Back in December, we premiered Usted’s ‘Catorce Pagas’, an impromptu release, part of a three-song live session filmed at The Famous Gold Watch studios in Berlin. Truth be told, we were always expecting the following Usted release to surpass the former – and it does. As Roberto Miranda makes a point of approaching things in a fun way, shaking things up along the road, he is now back with ’No Sufro’.
Co-produced by Berlin-based DJ and producer, Kurt Korthals and Miranda himself during a trip to his hometown in Santa Cruz de Tenerife, ‘No Sufro’ was constructed over an old Afro Venezuelan rhythm pattern taken from the archives of musicologist Oswaldo Lares.
The video is the product of three distinct visions coming together, combining the efforts of Amsterdam-based director, Xar Lee, Diego Delgado (Octubre.tv, Berlin) and Tenerife graphic designer, Mauro Sánchez. It’s an extremely fun and sharp outcome, only deliverable by Usted.
We invited Roberto Miranda to shares with us the songs that contributed to the development of his musical taste, artistry and alter-ego. Dive in!

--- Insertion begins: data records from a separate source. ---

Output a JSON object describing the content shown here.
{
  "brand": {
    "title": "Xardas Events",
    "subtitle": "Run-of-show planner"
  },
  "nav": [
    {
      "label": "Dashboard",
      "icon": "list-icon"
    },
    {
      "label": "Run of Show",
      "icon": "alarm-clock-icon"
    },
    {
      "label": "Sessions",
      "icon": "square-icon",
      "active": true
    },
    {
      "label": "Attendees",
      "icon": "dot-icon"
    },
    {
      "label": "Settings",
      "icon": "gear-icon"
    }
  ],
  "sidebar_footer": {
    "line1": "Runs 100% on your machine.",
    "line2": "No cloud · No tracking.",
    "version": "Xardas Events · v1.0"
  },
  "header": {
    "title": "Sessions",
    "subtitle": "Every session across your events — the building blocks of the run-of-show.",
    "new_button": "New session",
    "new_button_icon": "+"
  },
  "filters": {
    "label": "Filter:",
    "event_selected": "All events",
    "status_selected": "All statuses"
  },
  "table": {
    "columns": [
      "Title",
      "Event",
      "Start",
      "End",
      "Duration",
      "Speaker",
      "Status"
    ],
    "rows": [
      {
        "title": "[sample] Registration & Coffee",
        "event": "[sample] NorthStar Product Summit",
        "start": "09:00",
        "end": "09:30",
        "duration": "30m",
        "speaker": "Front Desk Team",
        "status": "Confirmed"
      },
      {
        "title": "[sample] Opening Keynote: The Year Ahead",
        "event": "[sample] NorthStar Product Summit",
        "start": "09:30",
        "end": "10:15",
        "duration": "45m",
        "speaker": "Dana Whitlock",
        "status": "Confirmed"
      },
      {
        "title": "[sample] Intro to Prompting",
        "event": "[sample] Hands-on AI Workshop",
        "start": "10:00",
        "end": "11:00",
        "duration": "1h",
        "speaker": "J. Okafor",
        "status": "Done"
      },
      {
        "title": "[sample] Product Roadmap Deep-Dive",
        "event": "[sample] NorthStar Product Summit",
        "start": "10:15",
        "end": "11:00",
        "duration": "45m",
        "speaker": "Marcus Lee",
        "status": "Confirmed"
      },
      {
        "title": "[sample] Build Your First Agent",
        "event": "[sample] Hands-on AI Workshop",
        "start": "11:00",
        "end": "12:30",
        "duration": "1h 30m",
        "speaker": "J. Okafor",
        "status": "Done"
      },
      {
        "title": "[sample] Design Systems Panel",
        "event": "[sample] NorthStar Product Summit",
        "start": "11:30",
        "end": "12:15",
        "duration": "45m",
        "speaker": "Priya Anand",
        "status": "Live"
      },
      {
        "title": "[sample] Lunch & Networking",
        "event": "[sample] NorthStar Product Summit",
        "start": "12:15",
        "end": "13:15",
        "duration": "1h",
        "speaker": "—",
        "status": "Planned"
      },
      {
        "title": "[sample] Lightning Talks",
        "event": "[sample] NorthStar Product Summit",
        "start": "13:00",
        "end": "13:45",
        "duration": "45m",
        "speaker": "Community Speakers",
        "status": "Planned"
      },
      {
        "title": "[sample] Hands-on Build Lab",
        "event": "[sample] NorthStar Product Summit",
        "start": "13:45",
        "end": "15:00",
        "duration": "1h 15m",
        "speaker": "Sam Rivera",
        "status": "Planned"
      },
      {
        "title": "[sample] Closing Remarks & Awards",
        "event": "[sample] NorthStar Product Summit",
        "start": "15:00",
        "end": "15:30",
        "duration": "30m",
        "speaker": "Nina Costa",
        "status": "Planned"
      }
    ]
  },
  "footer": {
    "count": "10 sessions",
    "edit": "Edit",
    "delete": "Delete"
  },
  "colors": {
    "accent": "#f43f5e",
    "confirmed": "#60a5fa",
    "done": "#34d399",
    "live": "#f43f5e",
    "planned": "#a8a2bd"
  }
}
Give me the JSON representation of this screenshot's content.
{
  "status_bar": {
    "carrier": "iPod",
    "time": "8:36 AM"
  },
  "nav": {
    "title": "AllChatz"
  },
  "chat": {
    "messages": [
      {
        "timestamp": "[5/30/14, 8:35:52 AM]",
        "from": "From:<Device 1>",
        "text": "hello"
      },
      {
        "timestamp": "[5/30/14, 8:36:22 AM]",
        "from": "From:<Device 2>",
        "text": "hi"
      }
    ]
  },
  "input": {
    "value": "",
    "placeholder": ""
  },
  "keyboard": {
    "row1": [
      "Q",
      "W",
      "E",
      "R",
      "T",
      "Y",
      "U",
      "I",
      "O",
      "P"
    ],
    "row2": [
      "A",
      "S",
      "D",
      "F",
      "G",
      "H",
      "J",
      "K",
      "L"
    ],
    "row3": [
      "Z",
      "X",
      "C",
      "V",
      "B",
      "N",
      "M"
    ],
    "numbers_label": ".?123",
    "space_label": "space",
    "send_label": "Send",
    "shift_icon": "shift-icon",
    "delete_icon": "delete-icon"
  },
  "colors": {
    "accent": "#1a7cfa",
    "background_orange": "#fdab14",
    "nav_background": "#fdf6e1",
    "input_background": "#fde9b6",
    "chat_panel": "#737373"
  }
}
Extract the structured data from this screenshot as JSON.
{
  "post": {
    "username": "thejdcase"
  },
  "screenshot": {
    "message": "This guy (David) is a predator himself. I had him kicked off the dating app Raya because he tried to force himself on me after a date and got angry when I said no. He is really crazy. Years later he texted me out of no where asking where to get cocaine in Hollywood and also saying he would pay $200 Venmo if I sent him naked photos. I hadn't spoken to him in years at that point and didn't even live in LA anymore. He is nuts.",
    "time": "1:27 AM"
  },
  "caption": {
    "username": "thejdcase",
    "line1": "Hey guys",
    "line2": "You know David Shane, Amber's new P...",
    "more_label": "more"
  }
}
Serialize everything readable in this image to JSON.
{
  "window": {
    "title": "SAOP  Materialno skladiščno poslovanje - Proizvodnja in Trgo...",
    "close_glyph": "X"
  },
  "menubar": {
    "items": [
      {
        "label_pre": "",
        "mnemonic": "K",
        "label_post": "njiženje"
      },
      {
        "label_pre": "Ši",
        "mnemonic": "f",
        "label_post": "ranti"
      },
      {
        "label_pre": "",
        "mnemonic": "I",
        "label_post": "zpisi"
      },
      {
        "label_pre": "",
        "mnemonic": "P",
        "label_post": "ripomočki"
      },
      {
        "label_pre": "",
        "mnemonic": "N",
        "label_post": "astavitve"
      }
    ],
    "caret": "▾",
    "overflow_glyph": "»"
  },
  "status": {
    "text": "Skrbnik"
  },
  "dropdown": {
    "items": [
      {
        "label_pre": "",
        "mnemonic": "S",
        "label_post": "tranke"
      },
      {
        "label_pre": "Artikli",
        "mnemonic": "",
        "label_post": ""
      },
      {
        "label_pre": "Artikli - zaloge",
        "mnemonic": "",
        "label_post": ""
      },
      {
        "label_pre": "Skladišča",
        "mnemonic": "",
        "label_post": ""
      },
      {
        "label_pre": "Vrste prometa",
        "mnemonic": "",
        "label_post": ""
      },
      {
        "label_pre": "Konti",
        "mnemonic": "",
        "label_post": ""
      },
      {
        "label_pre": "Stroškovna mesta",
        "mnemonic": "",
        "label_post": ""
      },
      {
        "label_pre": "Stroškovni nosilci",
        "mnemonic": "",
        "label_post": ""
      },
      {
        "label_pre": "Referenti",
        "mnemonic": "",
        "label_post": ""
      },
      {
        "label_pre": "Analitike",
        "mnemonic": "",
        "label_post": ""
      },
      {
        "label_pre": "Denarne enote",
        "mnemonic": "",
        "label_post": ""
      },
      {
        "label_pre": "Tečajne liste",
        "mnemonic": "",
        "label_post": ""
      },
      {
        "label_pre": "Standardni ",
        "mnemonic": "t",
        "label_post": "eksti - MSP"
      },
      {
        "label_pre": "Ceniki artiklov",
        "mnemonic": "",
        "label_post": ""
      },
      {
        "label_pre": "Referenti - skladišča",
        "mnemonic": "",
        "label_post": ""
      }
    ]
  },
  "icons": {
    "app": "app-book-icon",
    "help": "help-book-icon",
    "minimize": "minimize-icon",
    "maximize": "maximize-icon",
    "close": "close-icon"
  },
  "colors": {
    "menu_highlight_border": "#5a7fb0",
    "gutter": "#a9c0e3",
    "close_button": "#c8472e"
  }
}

Prince – Batdance
Where to start? The first superhero movie ever to use latex as a way to reimagine those impossible outfits, with a short, balding comedian playing Batman, Jack Nicholson as the Joker, and PRINCE DOING THE SOUNDTRACK? This shit defined my childhood. Is there a longer, weirder, more fragmented mainstream hit single than ‘Batdance’?
(From the archive of Oswaldo Lares) – ‘Quitiplás’
I learned about this Maracaibo musicologist through an exhibition that my friend Sol Calero helped organise in Berlin some years ago. After being introduced to certain elements of Venezuelan’s oldest traditional music culture, it has become a very frequent procedure in Usted’s music to try and build a pop song by just singing over one very specific, hypnotic rhythm pattern, using no harmonic elements at all.
I think that if you nail those two elements alone, the rest comes on its own. Here’s a challenge: Play this video to the end and let the beat suggest a voice of its own. If you do it carefully, you should be able to start hearing your own new tune over it.
Micachu and the Shapes – Heaven (Live)
Sorry, I’ve got no story about this song. It’s just that I watched this particular performance of it so many times and felt it would only be fair to include it here. It might be some approximate idea of “tidy punk” that I associate with it and which I like to adopt as a way to (ideally) present my own sound when I perform live. I don’t know. I just relate to this one so much. I want more band albums from Mica Levi!
Harry Nilsson – Kojak Columbo
Deep in my heart, I’m just a classic rock geek trying not to mention the most obvious influences to sound cooler than I really am. But it’s just something about the way they made records in the sixties and seventies, maaaan! I thought I’d include Harry Nilsson here: an artist that was very much part of the consciousness of the “Beatles era” but still remains relatively obscure. The reason why I chose this tune, in particular, is because it includes a drum’n’horns groove which I think about (at least) once a week. I think it’s actually Ringo playing on it.
Beck – Nicotine and Gravy
It often takes two or more listens until we can say “YES, I like that”. But back in 1999, I remember getting a tape with Beck’s brand new ‘Midnite Vultures’ and thinking: “was this whole record designed especially for me???”. To this day, it remains the only album that I 100% liked since the very first listen. I might have worked out the reason by now: extremely complex, entertaining production and arrangements while keeping the lead vocal melodies as simple as possible. Thanks for the tip, Beck!